Trump's Golan declaration unites Arab League in condemnation
Despite Israel's growing and increasingly public closeness to certain Arab governments, the Arab League unanimously rejected the US decision to recognise Israeli "sovereignty" over the occupied Golan Heights as it met for its summit in Tunis on Sunday.
Tensions remained over Iran's regional role and the Gulf Arab states' diplomatic split with Qatar, whose emir Sheikh Tamim bin Hamad Al Thani left early, as well as protests in Algeria and Sudan. However, the grouping was clear in its rejection of US President Donald Trump's move last week on the Golan.
Israel occupied the Golan Heights in the 1967 Middle East war, taking the strategic plateau from Syria, whose readmission to the Arab League has been discussed in recent months as members renew contacts with the country following President Bashar al-Assad's increasing control over opposition-held areas.
Saudi Arabia's King Salman told Arab monarchs, presidents and prime ministers at the meeting that his country "absolutely rejects" any measures affecting Syria's sovereignty over the Golan Heights.
Trump's Golan decision followed a US move to recognise Jerusalem as Israel's capital, a decision that also drew Arab condemnation. Palestinians want East Jerusalem as the capital of a future state.

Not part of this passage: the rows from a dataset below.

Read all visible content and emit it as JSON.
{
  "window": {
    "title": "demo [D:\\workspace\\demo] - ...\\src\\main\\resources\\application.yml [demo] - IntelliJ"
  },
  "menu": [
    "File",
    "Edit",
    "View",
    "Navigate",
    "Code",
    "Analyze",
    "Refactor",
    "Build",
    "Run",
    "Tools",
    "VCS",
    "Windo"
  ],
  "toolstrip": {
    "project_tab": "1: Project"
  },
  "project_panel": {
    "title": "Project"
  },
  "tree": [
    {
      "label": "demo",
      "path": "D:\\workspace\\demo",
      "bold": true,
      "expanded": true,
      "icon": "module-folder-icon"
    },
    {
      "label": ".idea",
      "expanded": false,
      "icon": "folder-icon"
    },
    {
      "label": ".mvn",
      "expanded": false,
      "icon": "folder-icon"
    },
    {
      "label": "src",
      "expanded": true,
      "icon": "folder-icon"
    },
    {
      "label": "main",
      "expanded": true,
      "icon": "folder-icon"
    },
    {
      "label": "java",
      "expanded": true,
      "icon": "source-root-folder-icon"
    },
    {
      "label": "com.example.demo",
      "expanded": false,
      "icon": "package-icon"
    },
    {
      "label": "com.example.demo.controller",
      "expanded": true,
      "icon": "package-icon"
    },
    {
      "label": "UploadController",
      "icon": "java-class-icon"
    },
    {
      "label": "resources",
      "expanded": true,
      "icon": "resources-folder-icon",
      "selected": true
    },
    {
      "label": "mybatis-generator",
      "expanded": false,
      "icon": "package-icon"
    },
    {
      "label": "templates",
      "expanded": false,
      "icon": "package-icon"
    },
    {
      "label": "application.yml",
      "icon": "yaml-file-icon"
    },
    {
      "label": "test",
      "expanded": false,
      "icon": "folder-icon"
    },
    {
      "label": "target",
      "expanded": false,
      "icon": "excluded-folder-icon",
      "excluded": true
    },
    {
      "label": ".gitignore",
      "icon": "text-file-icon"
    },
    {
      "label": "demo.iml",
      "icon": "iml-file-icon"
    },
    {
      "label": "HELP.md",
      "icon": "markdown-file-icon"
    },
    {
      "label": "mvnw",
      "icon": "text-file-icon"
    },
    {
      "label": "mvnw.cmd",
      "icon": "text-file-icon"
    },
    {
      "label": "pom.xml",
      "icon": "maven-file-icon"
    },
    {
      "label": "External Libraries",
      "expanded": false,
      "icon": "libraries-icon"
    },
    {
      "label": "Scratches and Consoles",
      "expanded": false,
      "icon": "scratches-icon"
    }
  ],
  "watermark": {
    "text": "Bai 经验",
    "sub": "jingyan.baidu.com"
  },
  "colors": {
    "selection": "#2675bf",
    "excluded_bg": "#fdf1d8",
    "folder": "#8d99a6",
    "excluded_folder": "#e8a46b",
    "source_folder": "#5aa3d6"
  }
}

Tunisian President Beji Caid Essebsi said Arab leaders also needed to ensure the international community understood the importance of the Palestinian cause to Arab countries.
UN Secretary-General Antonio Guterres, who addressed the meeting in Tunis, said any resolution to the Syrian conflict must guarantee the territorial integrity of Syria "including the occupied Golan Heights".
Syria was suspended by the Arab League in 2011 for its violent crackdown on protesters, but in recent months the relationship has been increasingly rehabilitated, with Syria attending regional meetings and receiving an official visit by Sudanese President Omar al-Bashir.
Its place at the congress in Tunis remained empty, and the Arab League said there is still no consensus on Syria's return.
The Tunis summit brought together the rulers of Saudi Arabia and Qatar for the first time at the same gathering since 2017, when Riyadh and its allies the UAE, Bahrain and Egypt imposed a political and economic boycott on Doha.
However, Qatar's emir left the summit hall shortly after Arab League Secretary-General Ahmed Aboul Gheit praised the way Saudi Arabia handled the union's rotating presidency last year, live television footage showed.
Qatar's state news agency did not say why Tamim left, but Tunisia's state news agency TAP said the rest of Qatar's delegation stayed.
The blockading states accuse Qatar of seeking to undermine them and say it has been cosying up to Iran, charges Doha denies.
The row has defied mediation efforts by Kuwait and the United States, which has called on Gulf Arab states to unite in opposition to Iranian influence in the region.
King Salman, whose country has long vied with Iran for influence in the region, called for confronting what he called the "aggressive policies of the Iranian regime". He said Iran was interfering in Arab affairs, a charge Tehran dismisses.
Arab states remain divided over other issues, including how to deal with pro-democracy protests that have erupted in the region since 2011.
The leaders of Sudan and Algeria were not at Sunday's meeting as both nations have been roiled by anti-government protests.